Problem description
Among these records, which lines include "Scatter"? Copy them out.
** Material provided follows **
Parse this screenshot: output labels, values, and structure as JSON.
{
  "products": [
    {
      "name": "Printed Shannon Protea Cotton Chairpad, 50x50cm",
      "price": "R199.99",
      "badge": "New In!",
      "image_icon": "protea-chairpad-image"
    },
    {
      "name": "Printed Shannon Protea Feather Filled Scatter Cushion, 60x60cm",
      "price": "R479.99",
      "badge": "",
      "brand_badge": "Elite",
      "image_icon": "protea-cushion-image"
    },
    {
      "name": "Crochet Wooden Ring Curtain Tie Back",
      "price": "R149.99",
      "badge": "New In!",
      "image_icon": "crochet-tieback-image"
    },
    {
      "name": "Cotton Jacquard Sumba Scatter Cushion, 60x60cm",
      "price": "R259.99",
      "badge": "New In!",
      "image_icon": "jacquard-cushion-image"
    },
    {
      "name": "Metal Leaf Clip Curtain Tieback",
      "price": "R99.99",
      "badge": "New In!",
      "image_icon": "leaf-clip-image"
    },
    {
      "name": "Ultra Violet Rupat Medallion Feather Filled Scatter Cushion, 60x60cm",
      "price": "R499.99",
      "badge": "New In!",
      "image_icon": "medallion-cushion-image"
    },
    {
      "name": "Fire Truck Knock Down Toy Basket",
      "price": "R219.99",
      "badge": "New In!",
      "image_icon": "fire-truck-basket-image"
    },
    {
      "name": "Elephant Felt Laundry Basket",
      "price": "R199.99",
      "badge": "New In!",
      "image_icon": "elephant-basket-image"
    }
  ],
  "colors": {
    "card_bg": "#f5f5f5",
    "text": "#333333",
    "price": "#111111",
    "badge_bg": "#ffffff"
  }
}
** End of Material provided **
Expected answer
      "name": "Printed Shannon Protea Feather Filled Scatter Cushion, 60x60cm",
      "name": "Cotton Jacquard Sumba Scatter Cushion, 60x60cm",
      "name": "Ultra Violet Rupat Medallion Feather Filled Scatter Cushion, 60x60cm",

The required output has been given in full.